MORE 'FUSE-8-N-KATE' POSTS
I wanted to do a little something different with today’s selection for my podcast. Today’s book has been on Publisher Weekly’s top selling picture book list for 240+ weeks. Even so, it is not a household name here in America by any stretch of the imagination. I’d been seeing its name on these bestseller lists […]
On this week's show we discuss the strength of Imogene's neck muscles, you get to hear an impromptu jingle for the Emergency Hat Service, I manage to work in a tiny reference to Gregor Samsa, and we marvel at Imogene's good nature.
When we consider classic Latinx picture books that would qualify as #ownvoices, only a few have been covered on this show. Today's book seeks to add to the canon of children's literature.
Between its shiny Sydney Taylor Book Award on its cover and a storyline that has aged magnificently over the last 32 years, Kate and I discuss one of Patricia Polacco's best known works.
Today Kate and I dig deep into a book that certainly contains the world's most short-sighted escape plan.
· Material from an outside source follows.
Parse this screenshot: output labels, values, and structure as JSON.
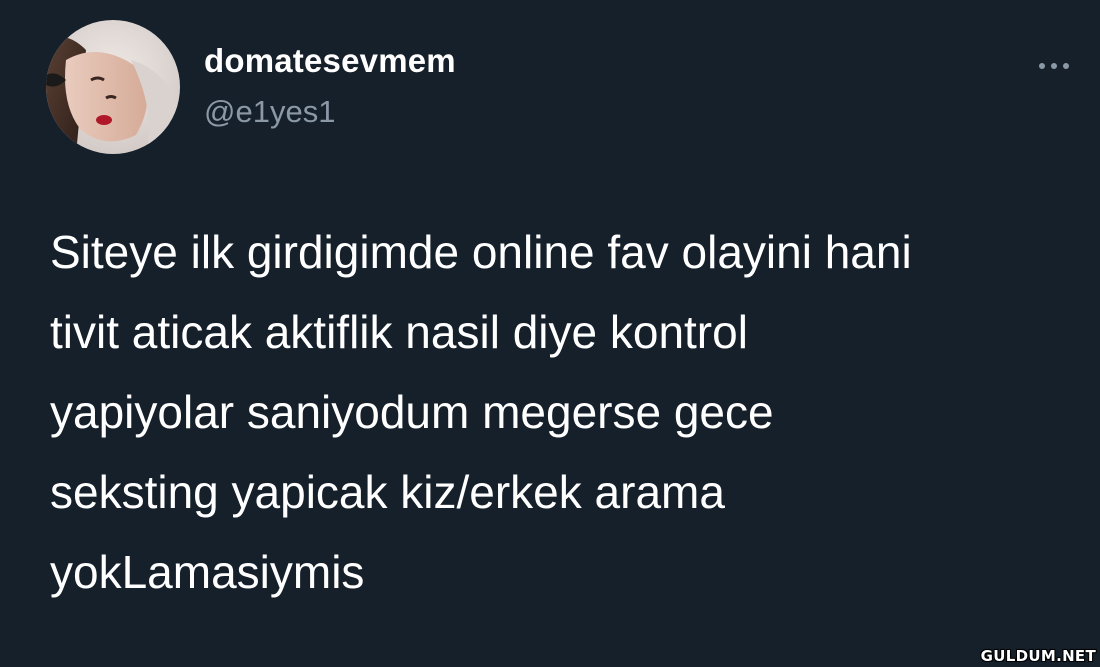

The Great Escape, this is not.
If you were born in the late 70s or early 80s, the odds are good that somebody you know read today's book to you. This all ties in quite closely to current discussions of picture books with racist elements that sit blithely on shelves in children's rooms anywhere.
In spite of the fact that I didn't really want to have a whole conversation with Kate about owls' elongated eye tubes, that's the price you pay when you talk about Martin Waddell's best known book. But is it a "classic"?
Hope you like your kids short, your cats cruel, and your teddy bears creepy, because we're going all in on Bill Joyce's best known book today.
Under normal circumstances I won't consider a children's book for this podcast unless that title is less than 20 years old. But since I made that rule in the first place, I guess I'm the one who gets to break it. And today's book is, in its blood, a rule breaker.
In honor of Pride this month, I figured it would be a good idea to check out one of the first big-time LGBTQIA+ picture books published in America. Who knew this would be such a fruitful book to explore?